PROBLEM STATEMENT: Copy out the entries exactly, from the first line to the last.

++++ ENTRIES SHOWN ++++

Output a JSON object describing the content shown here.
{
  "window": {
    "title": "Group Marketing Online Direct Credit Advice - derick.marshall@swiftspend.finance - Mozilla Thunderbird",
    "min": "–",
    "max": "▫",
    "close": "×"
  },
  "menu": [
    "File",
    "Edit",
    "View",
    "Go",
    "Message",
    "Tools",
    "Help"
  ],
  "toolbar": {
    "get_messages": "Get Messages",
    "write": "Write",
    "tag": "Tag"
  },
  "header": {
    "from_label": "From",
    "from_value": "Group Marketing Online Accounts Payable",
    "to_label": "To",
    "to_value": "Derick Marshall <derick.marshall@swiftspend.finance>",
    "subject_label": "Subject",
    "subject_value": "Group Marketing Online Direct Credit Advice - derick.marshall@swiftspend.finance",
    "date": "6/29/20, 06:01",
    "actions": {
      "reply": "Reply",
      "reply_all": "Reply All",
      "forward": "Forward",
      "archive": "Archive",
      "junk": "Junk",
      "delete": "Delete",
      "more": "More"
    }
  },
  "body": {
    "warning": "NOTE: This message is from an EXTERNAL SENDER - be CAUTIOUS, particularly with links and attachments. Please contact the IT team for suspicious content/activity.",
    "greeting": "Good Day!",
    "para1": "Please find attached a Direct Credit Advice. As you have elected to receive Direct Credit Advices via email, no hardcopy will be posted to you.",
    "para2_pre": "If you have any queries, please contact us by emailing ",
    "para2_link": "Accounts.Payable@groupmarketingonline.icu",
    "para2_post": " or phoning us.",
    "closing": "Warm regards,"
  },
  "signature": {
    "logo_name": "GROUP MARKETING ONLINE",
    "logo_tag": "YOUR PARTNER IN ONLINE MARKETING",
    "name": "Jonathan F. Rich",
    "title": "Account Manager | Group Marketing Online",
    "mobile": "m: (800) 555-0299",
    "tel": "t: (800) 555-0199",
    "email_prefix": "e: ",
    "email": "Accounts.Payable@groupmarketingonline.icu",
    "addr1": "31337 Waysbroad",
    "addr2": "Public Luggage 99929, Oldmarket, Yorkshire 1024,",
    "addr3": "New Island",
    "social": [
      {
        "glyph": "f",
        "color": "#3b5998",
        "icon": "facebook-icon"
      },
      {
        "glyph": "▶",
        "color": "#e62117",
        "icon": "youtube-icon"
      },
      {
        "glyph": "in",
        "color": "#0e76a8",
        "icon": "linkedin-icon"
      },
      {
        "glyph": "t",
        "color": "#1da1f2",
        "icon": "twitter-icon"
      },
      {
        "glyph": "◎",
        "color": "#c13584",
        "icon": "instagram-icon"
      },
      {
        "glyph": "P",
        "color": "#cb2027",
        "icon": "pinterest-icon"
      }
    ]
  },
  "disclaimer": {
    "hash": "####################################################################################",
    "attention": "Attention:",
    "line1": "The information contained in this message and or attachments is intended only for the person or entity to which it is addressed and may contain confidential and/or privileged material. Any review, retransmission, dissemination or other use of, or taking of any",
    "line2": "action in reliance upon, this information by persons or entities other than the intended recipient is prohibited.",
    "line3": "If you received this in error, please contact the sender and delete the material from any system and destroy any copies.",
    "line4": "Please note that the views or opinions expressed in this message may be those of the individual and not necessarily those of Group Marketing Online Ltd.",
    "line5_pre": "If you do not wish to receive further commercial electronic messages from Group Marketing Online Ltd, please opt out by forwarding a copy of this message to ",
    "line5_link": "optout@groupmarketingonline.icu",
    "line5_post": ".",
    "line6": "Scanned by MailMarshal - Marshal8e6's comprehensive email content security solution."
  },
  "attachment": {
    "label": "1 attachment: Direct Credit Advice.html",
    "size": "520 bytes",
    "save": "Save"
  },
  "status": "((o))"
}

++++

RESULT OF THIS EXERCISE:
Output a JSON object describing the content shown here.
{
  "window": {
    "title": "Group Marketing Online Direct Credit Advice - derick.marshall@swiftspend.finance - Mozilla Thunderbird",
    "min": "–",
    "max": "▫",
    "close": "×"
  },
  "menu": [
    "File",
    "Edit",
    "View",
    "Go",
    "Message",
    "Tools",
    "Help"
  ],
  "toolbar": {
    "get_messages": "Get Messages",
    "write": "Write",
    "tag": "Tag"
  },
  "header": {
    "from_label": "From",
    "from_value": "Group Marketing Online Accounts Payable",
    "to_label": "To",
    "to_value": "Derick Marshall <derick.marshall@swiftspend.finance>",
    "subject_label": "Subject",
    "subject_value": "Group Marketing Online Direct Credit Advice - derick.marshall@swiftspend.finance",
    "date": "6/29/20, 06:01",
    "actions": {
      "reply": "Reply",
      "reply_all": "Reply All",
      "forward": "Forward",
      "archive": "Archive",
      "junk": "Junk",
      "delete": "Delete",
      "more": "More"
    }
  },
  "body": {
    "warning": "NOTE: This message is from an EXTERNAL SENDER - be CAUTIOUS, particularly with links and attachments. Please contact the IT team for suspicious content/activity.",
    "greeting": "Good Day!",
    "para1": "Please find attached a Direct Credit Advice. As you have elected to receive Direct Credit Advices via email, no hardcopy will be posted to you.",
    "para2_pre": "If you have any queries, please contact us by emailing ",
    "para2_link": "Accounts.Payable@groupmarketingonline.icu",
    "para2_post": " or phoning us.",
    "closing": "Warm regards,"
  },
  "signature": {
    "logo_name": "GROUP MARKETING ONLINE",
    "logo_tag": "YOUR PARTNER IN ONLINE MARKETING",
    "name": "Jonathan F. Rich",
    "title": "Account Manager | Group Marketing Online",
    "mobile": "m: (800) 555-0299",
    "tel": "t: (800) 555-0199",
    "email_prefix": "e: ",
    "email": "Accounts.Payable@groupmarketingonline.icu",
    "addr1": "31337 Waysbroad",
    "addr2": "Public Luggage 99929, Oldmarket, Yorkshire 1024,",
    "addr3": "New Island",
    "social": [
      {
        "glyph": "f",
        "color": "#3b5998",
        "icon": "facebook-icon"
      },
      {
        "glyph": "▶",
        "color": "#e62117",
        "icon": "youtube-icon"
      },
      {
        "glyph": "in",
        "color": "#0e76a8",
        "icon": "linkedin-icon"
      },
      {
        "glyph": "t",
        "color": "#1da1f2",
        "icon": "twitter-icon"
      },
      {
        "glyph": "◎",
        "color": "#c13584",
        "icon": "instagram-icon"
      },
      {
        "glyph": "P",
        "color": "#cb2027",
        "icon": "pinterest-icon"
      }
    ]
  },
  "disclaimer": {
    "hash": "####################################################################################",
    "attention": "Attention:",
    "line1": "The information contained in this message and or attachments is intended only for the person or entity to which it is addressed and may contain confidential and/or privileged material. Any review, retransmission, dissemination or other use of, or taking of any",
    "line2": "action in reliance upon, this information by persons or entities other than the intended recipient is prohibited.",
    "line3": "If you received this in error, please contact the sender and delete the material from any system and destroy any copies.",
    "line4": "Please note that the views or opinions expressed in this message may be those of the individual and not necessarily those of Group Marketing Online Ltd.",
    "line5_pre": "If you do not wish to receive further commercial electronic messages from Group Marketing Online Ltd, please opt out by forwarding a copy of this message to ",
    "line5_link": "optout@groupmarketingonline.icu",
    "line5_post": ".",
    "line6": "Scanned by MailMarshal - Marshal8e6's comprehensive email content security solution."
  },
  "attachment": {
    "label": "1 attachment: Direct Credit Advice.html",
    "size": "520 bytes",
    "save": "Save"
  },
  "status": "((o))"
}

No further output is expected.